# Provided records:

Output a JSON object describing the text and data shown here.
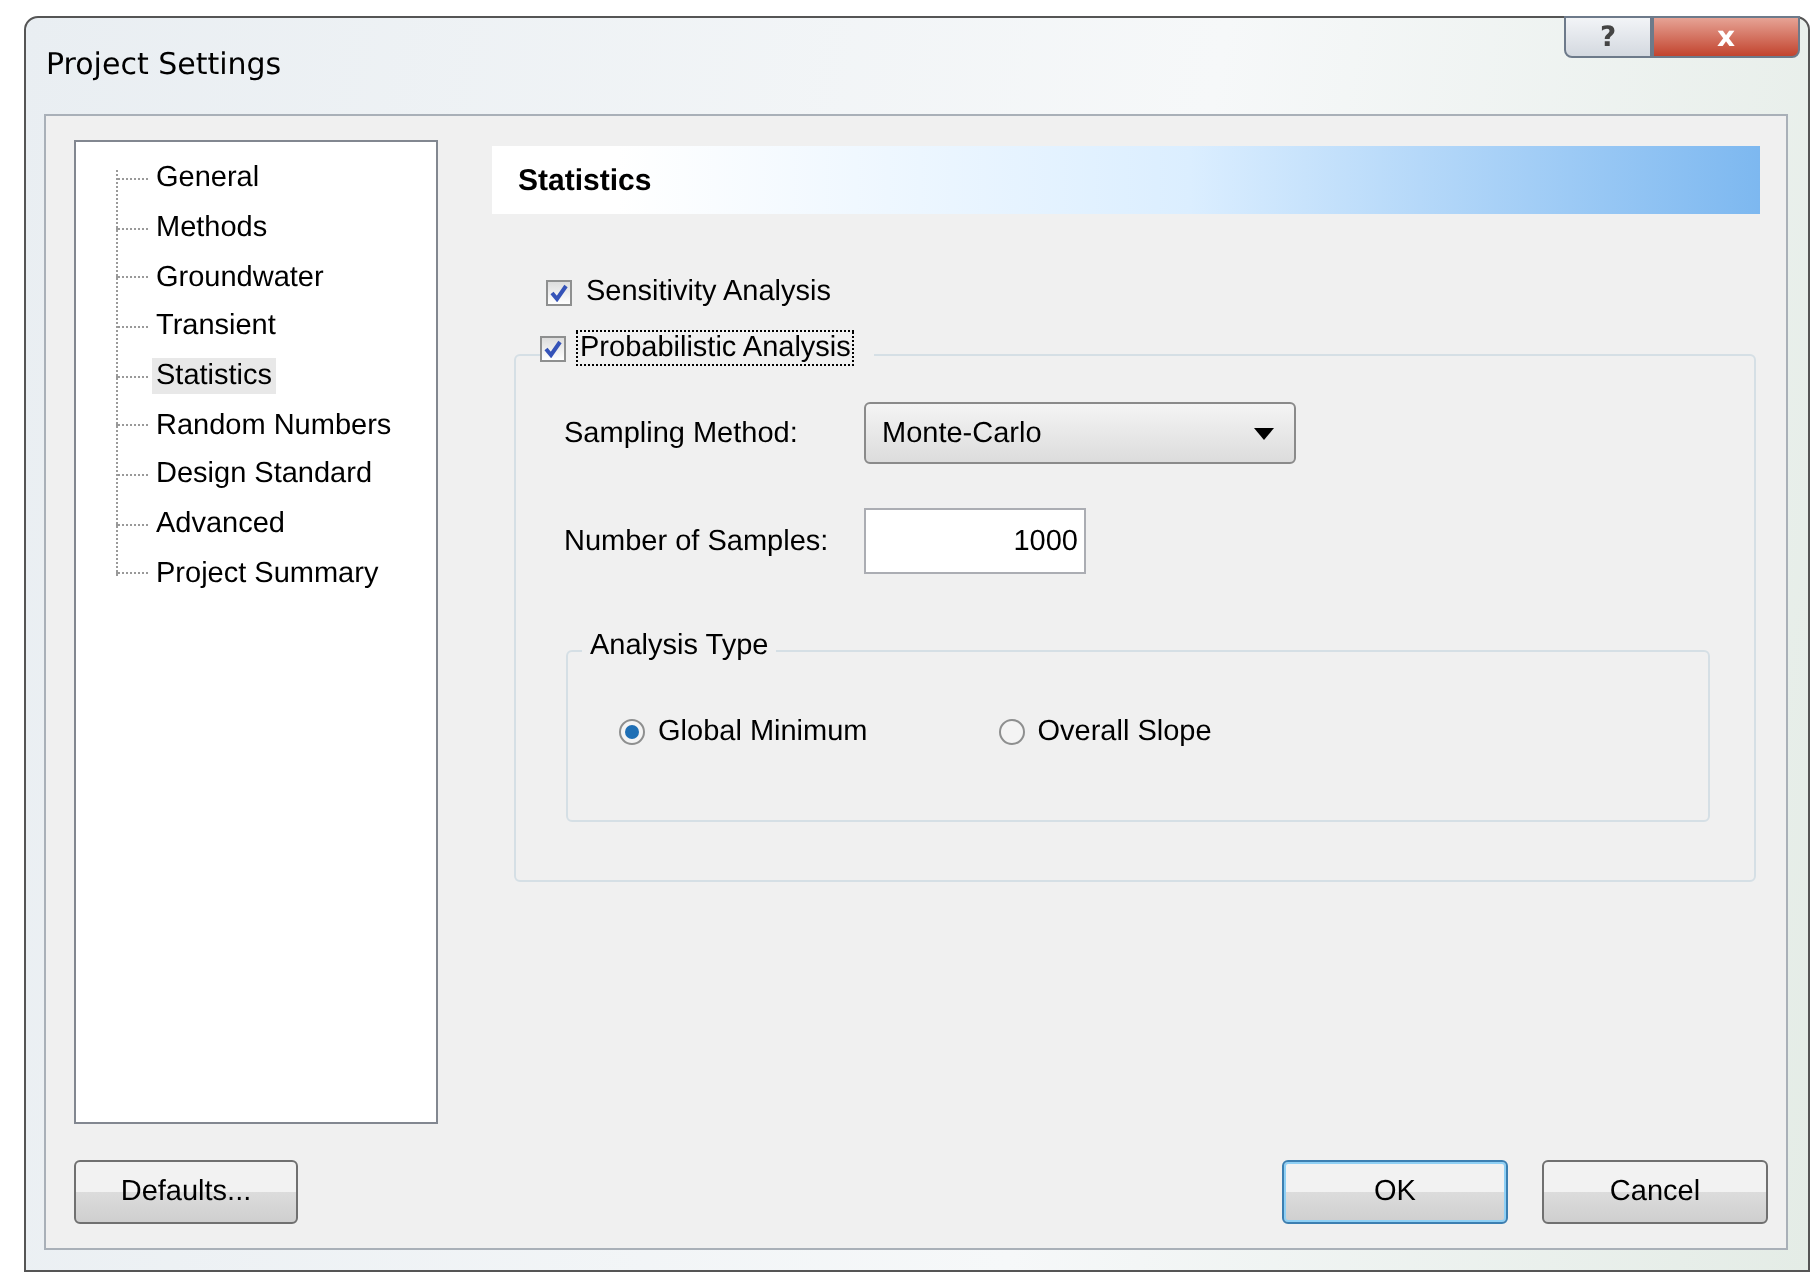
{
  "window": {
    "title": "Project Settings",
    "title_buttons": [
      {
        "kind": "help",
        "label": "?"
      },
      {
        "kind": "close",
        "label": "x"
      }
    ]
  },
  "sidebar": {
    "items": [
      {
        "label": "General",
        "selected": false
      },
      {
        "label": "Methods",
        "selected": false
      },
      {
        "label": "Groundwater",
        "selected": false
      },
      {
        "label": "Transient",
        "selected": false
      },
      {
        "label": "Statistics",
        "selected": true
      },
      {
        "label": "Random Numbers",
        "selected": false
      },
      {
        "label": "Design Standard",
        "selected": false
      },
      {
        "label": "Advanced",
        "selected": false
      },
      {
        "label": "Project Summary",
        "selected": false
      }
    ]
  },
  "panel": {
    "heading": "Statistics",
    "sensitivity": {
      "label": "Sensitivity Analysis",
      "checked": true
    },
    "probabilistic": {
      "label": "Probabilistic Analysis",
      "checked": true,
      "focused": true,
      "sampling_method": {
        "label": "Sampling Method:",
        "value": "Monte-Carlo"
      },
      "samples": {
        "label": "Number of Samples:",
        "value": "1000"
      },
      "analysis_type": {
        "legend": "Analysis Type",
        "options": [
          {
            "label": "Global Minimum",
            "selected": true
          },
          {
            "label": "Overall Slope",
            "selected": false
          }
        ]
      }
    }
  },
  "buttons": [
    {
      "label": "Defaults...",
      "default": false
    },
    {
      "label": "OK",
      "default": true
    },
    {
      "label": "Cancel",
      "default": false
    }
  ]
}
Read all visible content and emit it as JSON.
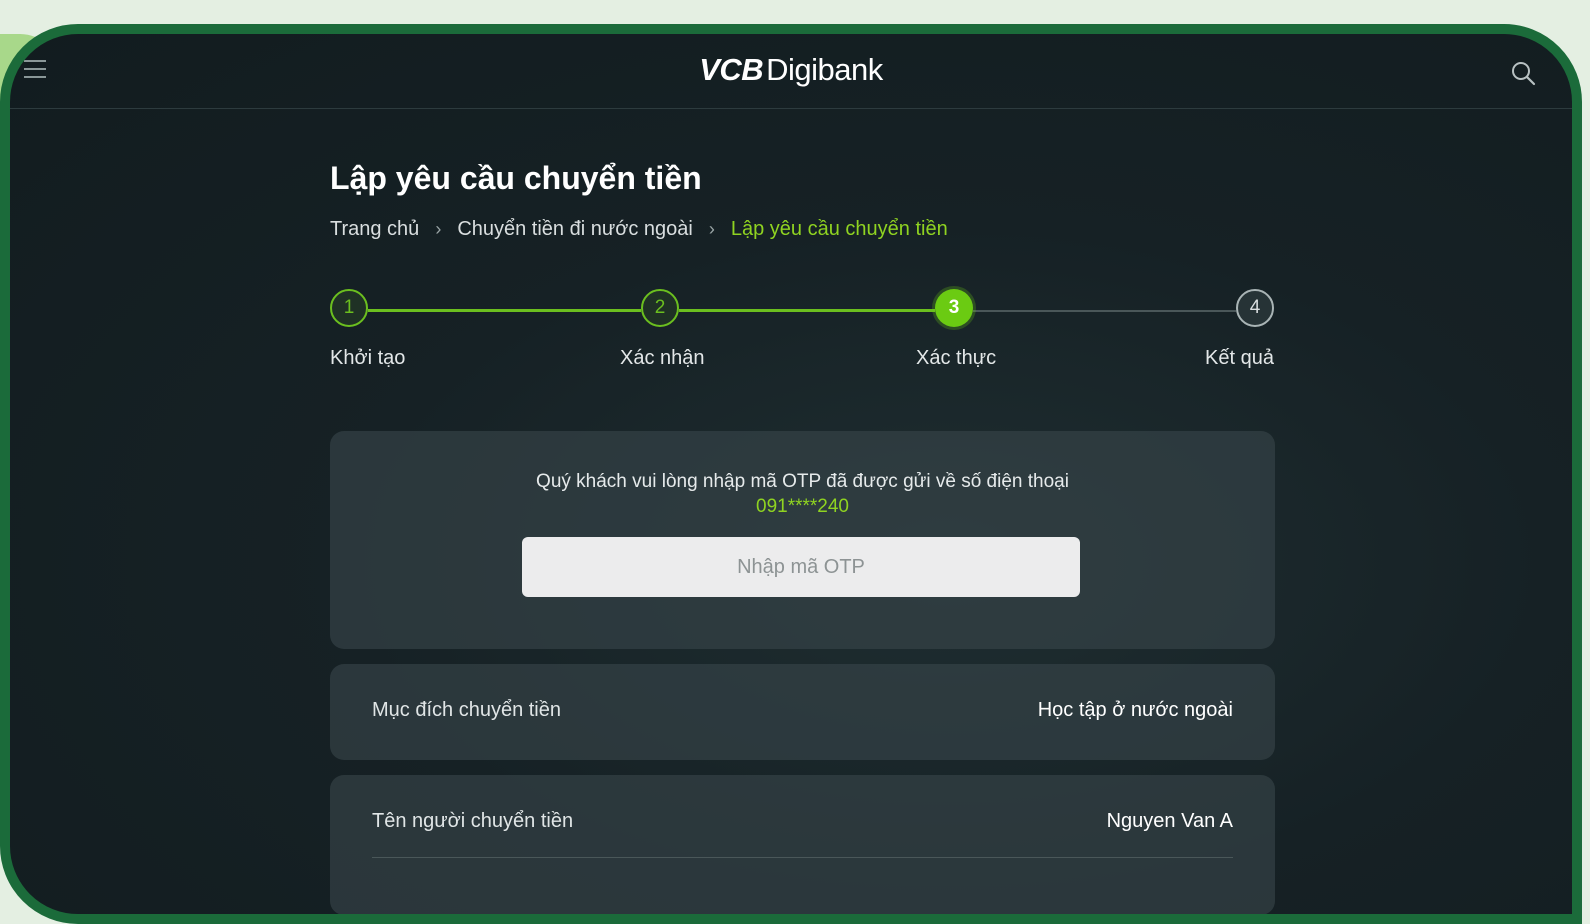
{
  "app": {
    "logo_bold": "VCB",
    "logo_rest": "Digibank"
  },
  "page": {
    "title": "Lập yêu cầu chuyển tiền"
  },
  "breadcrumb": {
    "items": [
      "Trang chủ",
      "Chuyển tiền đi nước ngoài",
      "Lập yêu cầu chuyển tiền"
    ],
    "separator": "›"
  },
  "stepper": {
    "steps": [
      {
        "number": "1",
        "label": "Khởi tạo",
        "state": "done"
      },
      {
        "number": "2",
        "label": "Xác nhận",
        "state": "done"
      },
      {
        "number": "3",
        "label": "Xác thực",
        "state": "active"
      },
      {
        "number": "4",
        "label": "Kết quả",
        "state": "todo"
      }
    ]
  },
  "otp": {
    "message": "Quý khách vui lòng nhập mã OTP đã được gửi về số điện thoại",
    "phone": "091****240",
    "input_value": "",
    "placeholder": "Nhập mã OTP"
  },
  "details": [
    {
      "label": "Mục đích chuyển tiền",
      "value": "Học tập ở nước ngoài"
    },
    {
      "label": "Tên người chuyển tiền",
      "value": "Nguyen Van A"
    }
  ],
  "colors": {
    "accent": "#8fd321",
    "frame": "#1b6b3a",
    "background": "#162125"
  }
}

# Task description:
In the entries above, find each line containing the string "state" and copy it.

# Your response:
        "state": "done"
        "state": "done"
        "state": "active"
        "state": "todo"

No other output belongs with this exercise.